◆ Exercise description
Please repeat the records word for word and skip the pictures.

Interface dataset entries:
++++++++++++++++++++

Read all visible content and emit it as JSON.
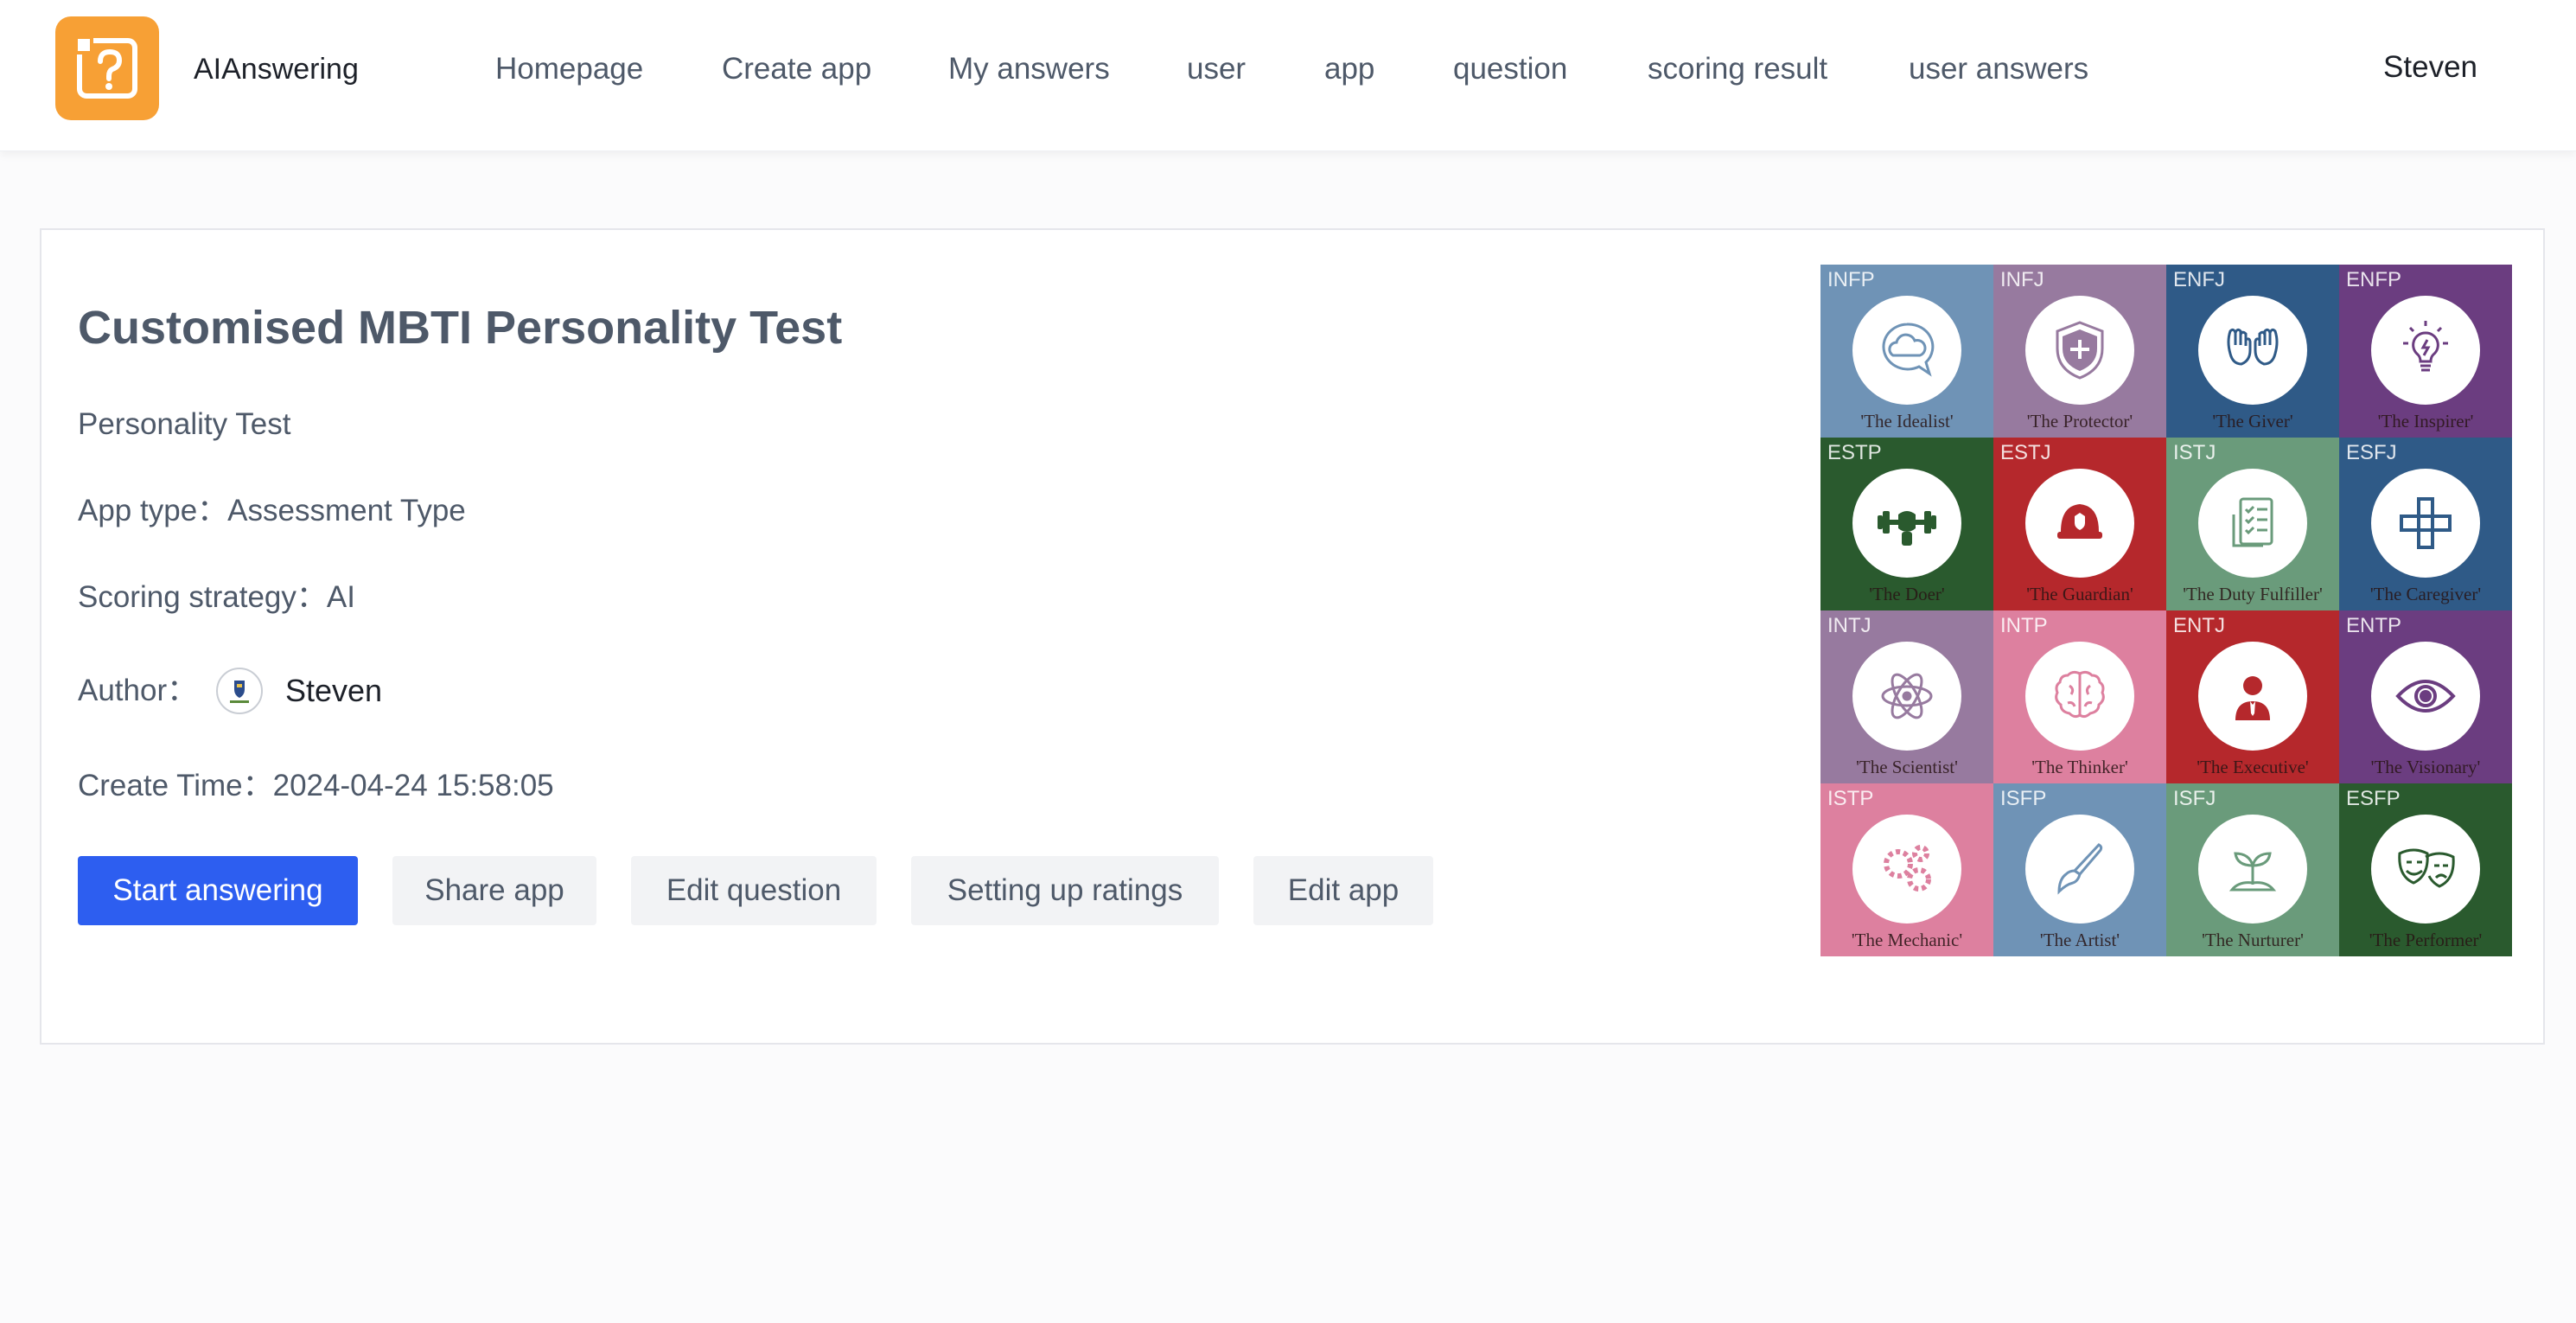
{
  "header": {
    "brand": "AIAnswering",
    "logo_icon": "question-box-icon",
    "nav": [
      {
        "label": "Homepage"
      },
      {
        "label": "Create app"
      },
      {
        "label": "My answers"
      },
      {
        "label": "user"
      },
      {
        "label": "app"
      },
      {
        "label": "question"
      },
      {
        "label": "scoring result"
      },
      {
        "label": "user answers"
      }
    ],
    "user": "Steven"
  },
  "app": {
    "title": "Customised MBTI Personality Test",
    "description": "Personality Test",
    "app_type_label": "App type：",
    "app_type": "Assessment Type",
    "scoring_label": "Scoring strategy：",
    "scoring": "AI",
    "author_label": "Author：",
    "author": "Steven",
    "create_time_label": "Create Time：",
    "create_time": "2024-04-24 15:58:05"
  },
  "actions": {
    "start": "Start answering",
    "share": "Share app",
    "edit_question": "Edit question",
    "ratings": "Setting up ratings",
    "edit_app": "Edit app"
  },
  "colors": {
    "primary": "#2d5ef0",
    "logo": "#f7a035"
  },
  "mbti_grid": [
    {
      "code": "INFP",
      "name": "'The Idealist'",
      "bg": "#6f93b6",
      "icon": "cloud-speech-icon"
    },
    {
      "code": "INFJ",
      "name": "'The Protector'",
      "bg": "#977a9f",
      "icon": "shield-icon"
    },
    {
      "code": "ENFJ",
      "name": "'The Giver'",
      "bg": "#2f5a87",
      "icon": "open-hands-icon"
    },
    {
      "code": "ENFP",
      "name": "'The Inspirer'",
      "bg": "#6b3d80",
      "icon": "lightbulb-icon"
    },
    {
      "code": "ESTP",
      "name": "'The Doer'",
      "bg": "#2a5a2e",
      "icon": "dumbbell-icon"
    },
    {
      "code": "ESTJ",
      "name": "'The Guardian'",
      "bg": "#b5282c",
      "icon": "helmet-icon"
    },
    {
      "code": "ISTJ",
      "name": "'The Duty Fulfiller'",
      "bg": "#6a9b7b",
      "icon": "checklist-icon"
    },
    {
      "code": "ESFJ",
      "name": "'The Caregiver'",
      "bg": "#2f5a87",
      "icon": "bandage-icon"
    },
    {
      "code": "INTJ",
      "name": "'The Scientist'",
      "bg": "#977a9f",
      "icon": "atom-icon"
    },
    {
      "code": "INTP",
      "name": "'The Thinker'",
      "bg": "#dd809f",
      "icon": "brain-icon"
    },
    {
      "code": "ENTJ",
      "name": "'The Executive'",
      "bg": "#b5282c",
      "icon": "executive-icon"
    },
    {
      "code": "ENTP",
      "name": "'The Visionary'",
      "bg": "#6b3d80",
      "icon": "eye-icon"
    },
    {
      "code": "ISTP",
      "name": "'The Mechanic'",
      "bg": "#dd809f",
      "icon": "gears-icon"
    },
    {
      "code": "ISFP",
      "name": "'The Artist'",
      "bg": "#6f93b6",
      "icon": "paintbrush-icon"
    },
    {
      "code": "ISFJ",
      "name": "'The Nurturer'",
      "bg": "#6a9b7b",
      "icon": "sprout-icon"
    },
    {
      "code": "ESFP",
      "name": "'The Performer'",
      "bg": "#2a5a2e",
      "icon": "theater-masks-icon"
    }
  ]
}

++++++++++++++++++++

◆ Expected answer
Read all visible content and emit it as JSON.
{
  "header": {
    "brand": "AIAnswering",
    "logo_icon": "question-box-icon",
    "nav": [
      {
        "label": "Homepage"
      },
      {
        "label": "Create app"
      },
      {
        "label": "My answers"
      },
      {
        "label": "user"
      },
      {
        "label": "app"
      },
      {
        "label": "question"
      },
      {
        "label": "scoring result"
      },
      {
        "label": "user answers"
      }
    ],
    "user": "Steven"
  },
  "app": {
    "title": "Customised MBTI Personality Test",
    "description": "Personality Test",
    "app_type_label": "App type：",
    "app_type": "Assessment Type",
    "scoring_label": "Scoring strategy：",
    "scoring": "AI",
    "author_label": "Author：",
    "author": "Steven",
    "create_time_label": "Create Time：",
    "create_time": "2024-04-24 15:58:05"
  },
  "actions": {
    "start": "Start answering",
    "share": "Share app",
    "edit_question": "Edit question",
    "ratings": "Setting up ratings",
    "edit_app": "Edit app"
  },
  "colors": {
    "primary": "#2d5ef0",
    "logo": "#f7a035"
  },
  "mbti_grid": [
    {
      "code": "INFP",
      "name": "'The Idealist'",
      "bg": "#6f93b6",
      "icon": "cloud-speech-icon"
    },
    {
      "code": "INFJ",
      "name": "'The Protector'",
      "bg": "#977a9f",
      "icon": "shield-icon"
    },
    {
      "code": "ENFJ",
      "name": "'The Giver'",
      "bg": "#2f5a87",
      "icon": "open-hands-icon"
    },
    {
      "code": "ENFP",
      "name": "'The Inspirer'",
      "bg": "#6b3d80",
      "icon": "lightbulb-icon"
    },
    {
      "code": "ESTP",
      "name": "'The Doer'",
      "bg": "#2a5a2e",
      "icon": "dumbbell-icon"
    },
    {
      "code": "ESTJ",
      "name": "'The Guardian'",
      "bg": "#b5282c",
      "icon": "helmet-icon"
    },
    {
      "code": "ISTJ",
      "name": "'The Duty Fulfiller'",
      "bg": "#6a9b7b",
      "icon": "checklist-icon"
    },
    {
      "code": "ESFJ",
      "name": "'The Caregiver'",
      "bg": "#2f5a87",
      "icon": "bandage-icon"
    },
    {
      "code": "INTJ",
      "name": "'The Scientist'",
      "bg": "#977a9f",
      "icon": "atom-icon"
    },
    {
      "code": "INTP",
      "name": "'The Thinker'",
      "bg": "#dd809f",
      "icon": "brain-icon"
    },
    {
      "code": "ENTJ",
      "name": "'The Executive'",
      "bg": "#b5282c",
      "icon": "executive-icon"
    },
    {
      "code": "ENTP",
      "name": "'The Visionary'",
      "bg": "#6b3d80",
      "icon": "eye-icon"
    },
    {
      "code": "ISTP",
      "name": "'The Mechanic'",
      "bg": "#dd809f",
      "icon": "gears-icon"
    },
    {
      "code": "ISFP",
      "name": "'The Artist'",
      "bg": "#6f93b6",
      "icon": "paintbrush-icon"
    },
    {
      "code": "ISFJ",
      "name": "'The Nurturer'",
      "bg": "#6a9b7b",
      "icon": "sprout-icon"
    },
    {
      "code": "ESFP",
      "name": "'The Performer'",
      "bg": "#2a5a2e",
      "icon": "theater-masks-icon"
    }
  ]
}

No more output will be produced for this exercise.